_GOAL OF THE EXERCISE_
Determine how many lines in the listing below contain "this", then give only that number.

>>>

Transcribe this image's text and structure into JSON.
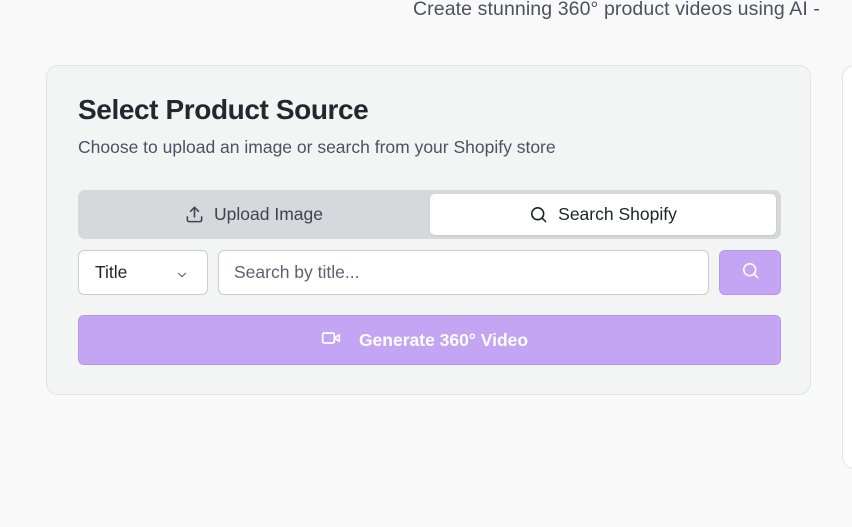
{
  "header": {
    "subtitle": "Create stunning 360° product videos using AI -"
  },
  "source_card": {
    "title": "Select Product Source",
    "description": "Choose to upload an image or search from your Shopify store",
    "tabs": [
      {
        "label": "Upload Image",
        "icon": "upload-icon",
        "active": false
      },
      {
        "label": "Search Shopify",
        "icon": "search-icon",
        "active": true
      }
    ],
    "search": {
      "field_selected": "Title",
      "placeholder": "Search by title...",
      "value": ""
    },
    "generate_label": "Generate 360° Video"
  },
  "colors": {
    "accent": "#c4a5f3",
    "tab_track": "#d6d8dc",
    "card_bg": "#f3f4f4",
    "page_bg": "#f9f9f9"
  }
}
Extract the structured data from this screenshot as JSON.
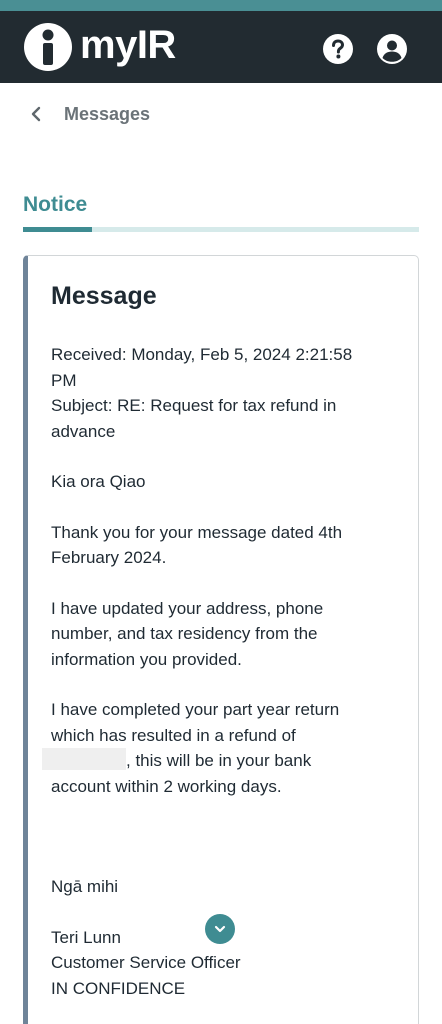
{
  "header": {
    "brand": "myIR",
    "icons": [
      "info-logo-icon",
      "help-icon",
      "account-icon"
    ],
    "colors": {
      "bar": "#222b31",
      "strip": "#4a8f94"
    }
  },
  "nav": {
    "back_label": "Messages"
  },
  "tab": {
    "title": "Notice",
    "accent": "#3f8c92"
  },
  "message": {
    "title": "Message",
    "received": [
      "Received: Monday, Feb 5, 2024 2:21:58",
      "PM"
    ],
    "subject": [
      "Subject: RE: Request for tax refund in",
      "advance"
    ],
    "greeting": "Kia ora Qiao",
    "p1": [
      "Thank you for your message dated 4th",
      "February 2024."
    ],
    "p2": [
      "I have updated your address, phone",
      "number, and tax residency from the",
      "information you provided."
    ],
    "p3": [
      "I have completed your part year return",
      "which has resulted in a refund of"
    ],
    "p3_after_redaction": ", this will be in your bank",
    "p3_last": "account within 2 working days.",
    "signoff": "Ngā mihi",
    "signature_name": "Teri Lunn",
    "signature_title": "Customer Service Officer",
    "confidential": "IN CONFIDENCE"
  }
}
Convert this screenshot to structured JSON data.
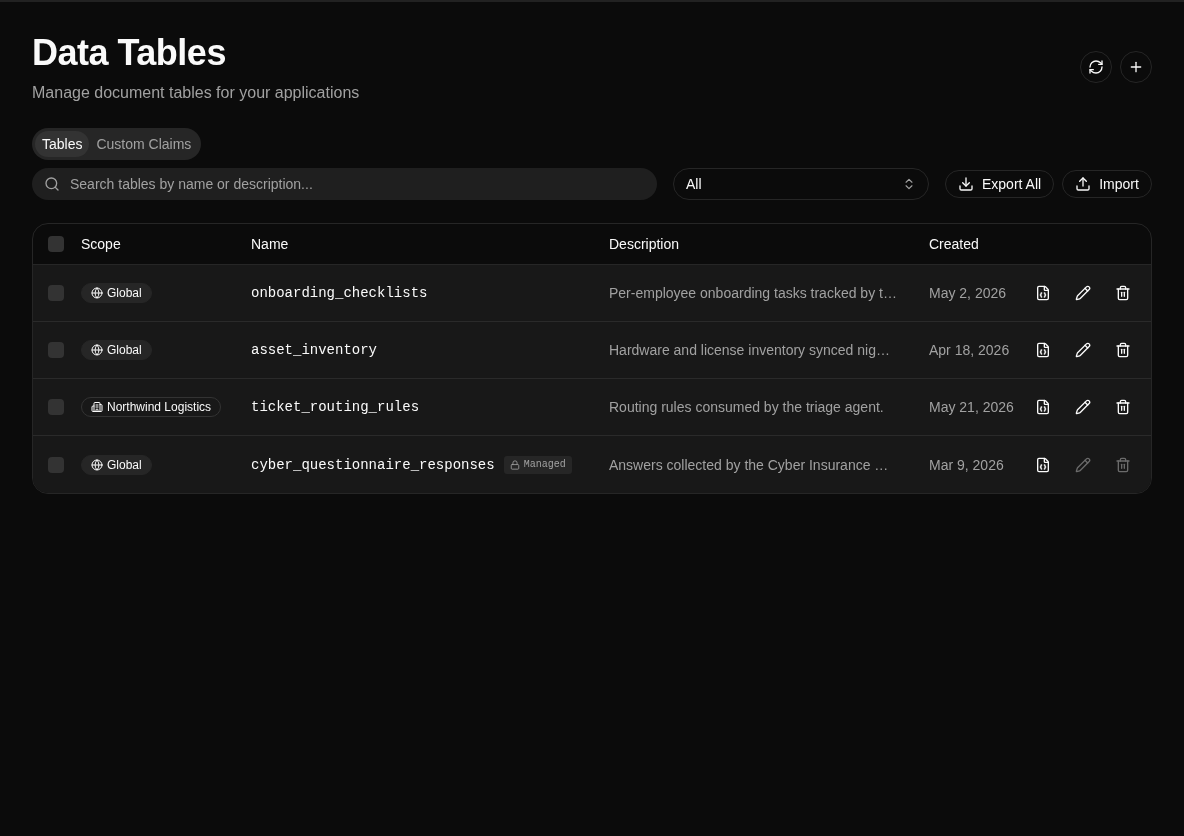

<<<

_YOUR SOLUTION_
4